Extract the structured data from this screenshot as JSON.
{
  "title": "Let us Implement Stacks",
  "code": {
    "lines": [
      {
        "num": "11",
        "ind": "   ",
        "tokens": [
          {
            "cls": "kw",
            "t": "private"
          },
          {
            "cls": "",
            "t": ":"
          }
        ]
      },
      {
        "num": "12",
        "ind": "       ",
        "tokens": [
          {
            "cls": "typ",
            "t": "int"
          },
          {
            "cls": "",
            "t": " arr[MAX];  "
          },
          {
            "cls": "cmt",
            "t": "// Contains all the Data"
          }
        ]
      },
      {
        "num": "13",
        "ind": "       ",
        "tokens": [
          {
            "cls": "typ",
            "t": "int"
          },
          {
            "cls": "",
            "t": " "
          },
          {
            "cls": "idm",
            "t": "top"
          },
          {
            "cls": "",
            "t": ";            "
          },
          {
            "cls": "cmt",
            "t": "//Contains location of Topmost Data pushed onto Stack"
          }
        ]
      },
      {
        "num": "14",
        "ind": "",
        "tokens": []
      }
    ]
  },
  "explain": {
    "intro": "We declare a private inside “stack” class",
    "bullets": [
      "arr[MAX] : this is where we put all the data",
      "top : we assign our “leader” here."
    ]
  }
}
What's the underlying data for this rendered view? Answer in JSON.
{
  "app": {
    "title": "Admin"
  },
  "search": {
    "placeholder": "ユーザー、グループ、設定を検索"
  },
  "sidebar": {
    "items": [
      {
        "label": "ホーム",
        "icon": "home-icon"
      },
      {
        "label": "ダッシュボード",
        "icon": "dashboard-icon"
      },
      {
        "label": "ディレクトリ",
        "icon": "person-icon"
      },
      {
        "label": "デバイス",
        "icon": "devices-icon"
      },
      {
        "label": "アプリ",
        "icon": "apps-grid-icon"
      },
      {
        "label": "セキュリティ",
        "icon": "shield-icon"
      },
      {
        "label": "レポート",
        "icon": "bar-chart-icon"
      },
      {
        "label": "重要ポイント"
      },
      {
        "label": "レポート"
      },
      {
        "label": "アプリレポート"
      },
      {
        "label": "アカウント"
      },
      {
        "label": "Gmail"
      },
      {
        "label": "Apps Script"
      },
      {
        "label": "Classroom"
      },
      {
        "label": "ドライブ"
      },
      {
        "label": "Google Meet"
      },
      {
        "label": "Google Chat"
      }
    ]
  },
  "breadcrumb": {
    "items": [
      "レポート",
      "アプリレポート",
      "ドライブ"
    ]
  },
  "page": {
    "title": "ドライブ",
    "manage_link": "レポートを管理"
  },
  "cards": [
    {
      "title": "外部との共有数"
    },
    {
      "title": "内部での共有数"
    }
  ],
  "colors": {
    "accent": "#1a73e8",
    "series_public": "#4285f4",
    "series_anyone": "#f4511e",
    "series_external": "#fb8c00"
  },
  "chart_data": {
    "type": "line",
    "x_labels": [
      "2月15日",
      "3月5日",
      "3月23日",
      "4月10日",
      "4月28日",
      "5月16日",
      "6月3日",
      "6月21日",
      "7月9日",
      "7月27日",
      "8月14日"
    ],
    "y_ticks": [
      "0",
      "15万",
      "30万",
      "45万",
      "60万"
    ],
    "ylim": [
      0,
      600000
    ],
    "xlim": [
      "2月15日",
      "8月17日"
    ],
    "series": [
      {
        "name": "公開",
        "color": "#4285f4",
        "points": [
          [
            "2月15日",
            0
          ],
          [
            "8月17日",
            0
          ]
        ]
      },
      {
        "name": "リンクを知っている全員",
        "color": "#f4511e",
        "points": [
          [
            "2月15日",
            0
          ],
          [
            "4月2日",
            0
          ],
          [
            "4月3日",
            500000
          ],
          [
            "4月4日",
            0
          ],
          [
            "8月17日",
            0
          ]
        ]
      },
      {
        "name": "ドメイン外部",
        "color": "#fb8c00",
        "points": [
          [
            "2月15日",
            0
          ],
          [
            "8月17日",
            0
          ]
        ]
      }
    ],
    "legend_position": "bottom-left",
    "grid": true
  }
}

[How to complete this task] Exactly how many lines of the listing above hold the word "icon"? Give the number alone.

[Written answer] 7